▶ [About this task]
Which of the lines in the listing that follows hold "Siraj"? Pull each one out.

▶ [Supplied records]
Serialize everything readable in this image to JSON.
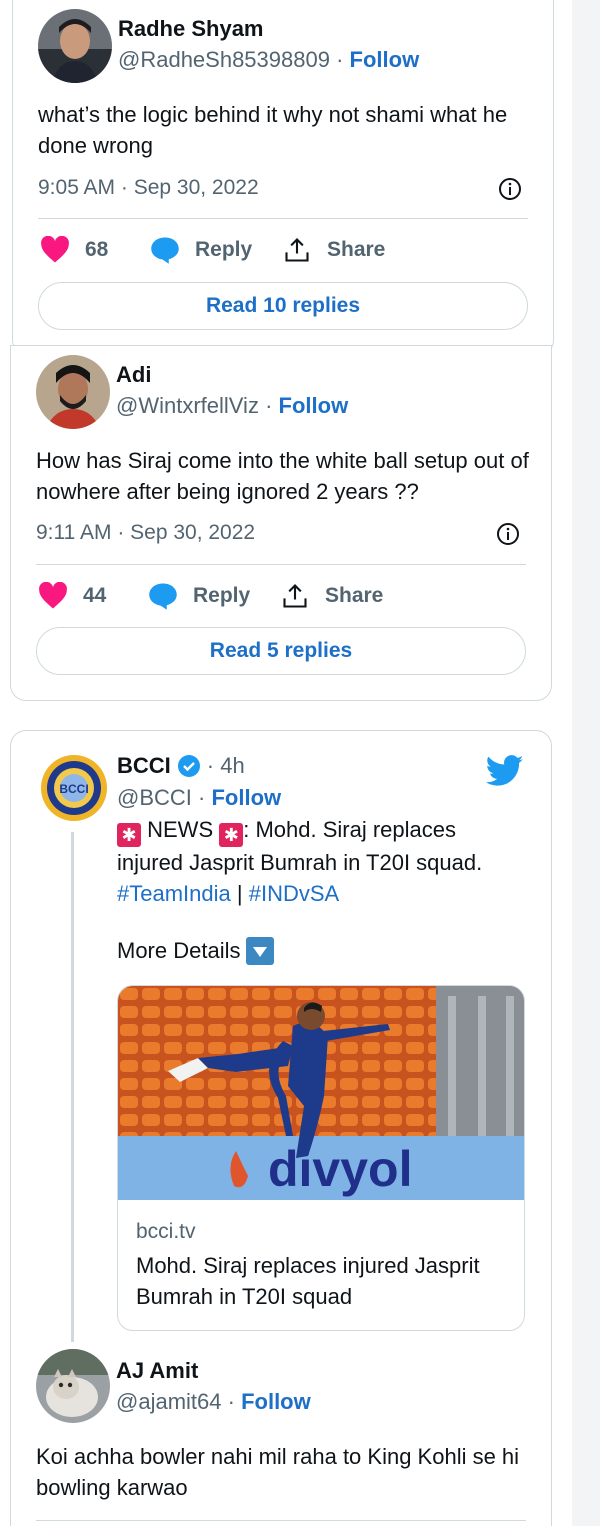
{
  "tweets": [
    {
      "name": "Radhe Shyam",
      "handle": "@RadheSh85398809",
      "separator": "·",
      "follow": "Follow",
      "text": "what’s the logic behind it why not shami what he done wrong",
      "time": "9:05 AM · Sep 30, 2022",
      "likes": "68",
      "reply": "Reply",
      "share": "Share",
      "read_replies": "Read 10 replies"
    },
    {
      "name": "Adi",
      "handle": "@WintxrfellViz",
      "separator": "·",
      "follow": "Follow",
      "text": "How has Siraj come into the white ball setup out of nowhere after being ignored 2 years ??",
      "time": "9:11 AM · Sep 30, 2022",
      "likes": "44",
      "reply": "Reply",
      "share": "Share",
      "read_replies": "Read 5 replies"
    }
  ],
  "quoted": {
    "name": "BCCI",
    "age": "· 4h",
    "handle": "@BCCI",
    "separator": "·",
    "follow": "Follow",
    "news_word": "NEWS",
    "news_rest": ": Mohd. Siraj replaces injured Jasprit Bumrah in T20I squad.",
    "hashtag1": "#TeamIndia",
    "hashtag_sep": "|",
    "hashtag2": "#INDvSA",
    "more_details": "More Details",
    "link_domain": "bcci.tv",
    "link_title": "Mohd. Siraj replaces injured Jasprit Bumrah in T20I squad",
    "banner_text": "divyol",
    "emblem_text": "BCCI"
  },
  "reply": {
    "name": "AJ Amit",
    "handle": "@ajamit64",
    "separator": "·",
    "follow": "Follow",
    "text": "Koi achha bowler nahi mil raha to King Kohli se hi bowling karwao"
  },
  "colors": {
    "heart": "#f91880",
    "reply_bubble": "#1d9bf0",
    "link_blue": "#1d6fc8",
    "twitter_bird": "#1d9bf0",
    "verified": "#1d9bf0",
    "siren": "#e0245e",
    "down_arrow_box": "#3b88c3"
  },
  "icons": [
    "heart-icon",
    "reply-bubble-icon",
    "share-icon",
    "info-icon",
    "verified-icon",
    "twitter-bird-icon",
    "siren-icon",
    "down-arrow-icon"
  ]
}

▶ [Solution to the problem]
      "text": "How has Siraj come into the white ball setup out of nowhere after being ignored 2 years ??",
    "news_rest": ": Mohd. Siraj replaces injured Jasprit Bumrah in T20I squad.",
    "link_title": "Mohd. Siraj replaces injured Jasprit Bumrah in T20I squad",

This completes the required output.